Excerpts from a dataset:
=== Section Start ===

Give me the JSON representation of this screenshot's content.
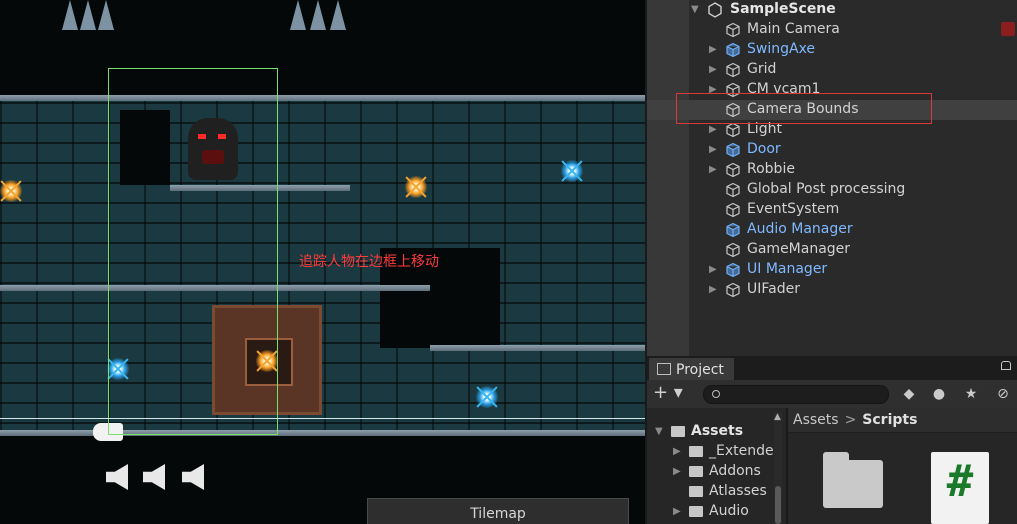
{
  "scene_view": {
    "annotation": "追踪人物在边框上移动",
    "tilemap_tab": "Tilemap",
    "colors": {
      "camera_frame": "#79e06a",
      "annotation": "#ff3b3b"
    }
  },
  "hierarchy": {
    "scene_name": "SampleScene",
    "items": [
      {
        "label": "Main Camera",
        "expandable": false,
        "prefab": false
      },
      {
        "label": "SwingAxe",
        "expandable": true,
        "prefab": true
      },
      {
        "label": "Grid",
        "expandable": true,
        "prefab": false
      },
      {
        "label": "CM vcam1",
        "expandable": true,
        "prefab": false
      },
      {
        "label": "Camera Bounds",
        "expandable": false,
        "prefab": false,
        "selected": true
      },
      {
        "label": "Light",
        "expandable": true,
        "prefab": false
      },
      {
        "label": "Door",
        "expandable": true,
        "prefab": true
      },
      {
        "label": "Robbie",
        "expandable": true,
        "prefab": false
      },
      {
        "label": "Global Post processing",
        "expandable": false,
        "prefab": false
      },
      {
        "label": "EventSystem",
        "expandable": false,
        "prefab": false
      },
      {
        "label": "Audio Manager",
        "expandable": false,
        "prefab": true
      },
      {
        "label": "GameManager",
        "expandable": false,
        "prefab": false
      },
      {
        "label": "UI Manager",
        "expandable": true,
        "prefab": true
      },
      {
        "label": "UIFader",
        "expandable": true,
        "prefab": false
      }
    ],
    "colors": {
      "prefab_text": "#7fb9ff",
      "highlight_box": "#d63a3a"
    }
  },
  "project": {
    "tab_label": "Project",
    "toolbar": {
      "add_label": "+ ▾"
    },
    "tree": [
      {
        "label": "Assets",
        "expanded": true,
        "depth": 0
      },
      {
        "label": "_Extende",
        "expanded": false,
        "depth": 1
      },
      {
        "label": "Addons",
        "expanded": false,
        "depth": 1
      },
      {
        "label": "Atlasses",
        "expanded": false,
        "depth": 1
      },
      {
        "label": "Audio",
        "expanded": false,
        "depth": 1
      }
    ],
    "breadcrumb": {
      "root": "Assets",
      "separator": ">",
      "current": "Scripts"
    },
    "script_icon_glyph": "#"
  }
}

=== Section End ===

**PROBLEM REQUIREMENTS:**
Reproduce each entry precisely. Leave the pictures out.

**THE COMPLETED TASK:**
Give me the JSON representation of this screenshot's content.
{
  "scene_view": {
    "annotation": "追踪人物在边框上移动",
    "tilemap_tab": "Tilemap",
    "colors": {
      "camera_frame": "#79e06a",
      "annotation": "#ff3b3b"
    }
  },
  "hierarchy": {
    "scene_name": "SampleScene",
    "items": [
      {
        "label": "Main Camera",
        "expandable": false,
        "prefab": false
      },
      {
        "label": "SwingAxe",
        "expandable": true,
        "prefab": true
      },
      {
        "label": "Grid",
        "expandable": true,
        "prefab": false
      },
      {
        "label": "CM vcam1",
        "expandable": true,
        "prefab": false
      },
      {
        "label": "Camera Bounds",
        "expandable": false,
        "prefab": false,
        "selected": true
      },
      {
        "label": "Light",
        "expandable": true,
        "prefab": false
      },
      {
        "label": "Door",
        "expandable": true,
        "prefab": true
      },
      {
        "label": "Robbie",
        "expandable": true,
        "prefab": false
      },
      {
        "label": "Global Post processing",
        "expandable": false,
        "prefab": false
      },
      {
        "label": "EventSystem",
        "expandable": false,
        "prefab": false
      },
      {
        "label": "Audio Manager",
        "expandable": false,
        "prefab": true
      },
      {
        "label": "GameManager",
        "expandable": false,
        "prefab": false
      },
      {
        "label": "UI Manager",
        "expandable": true,
        "prefab": true
      },
      {
        "label": "UIFader",
        "expandable": true,
        "prefab": false
      }
    ],
    "colors": {
      "prefab_text": "#7fb9ff",
      "highlight_box": "#d63a3a"
    }
  },
  "project": {
    "tab_label": "Project",
    "toolbar": {
      "add_label": "+ ▾"
    },
    "tree": [
      {
        "label": "Assets",
        "expanded": true,
        "depth": 0
      },
      {
        "label": "_Extende",
        "expanded": false,
        "depth": 1
      },
      {
        "label": "Addons",
        "expanded": false,
        "depth": 1
      },
      {
        "label": "Atlasses",
        "expanded": false,
        "depth": 1
      },
      {
        "label": "Audio",
        "expanded": false,
        "depth": 1
      }
    ],
    "breadcrumb": {
      "root": "Assets",
      "separator": ">",
      "current": "Scripts"
    },
    "script_icon_glyph": "#"
  }
}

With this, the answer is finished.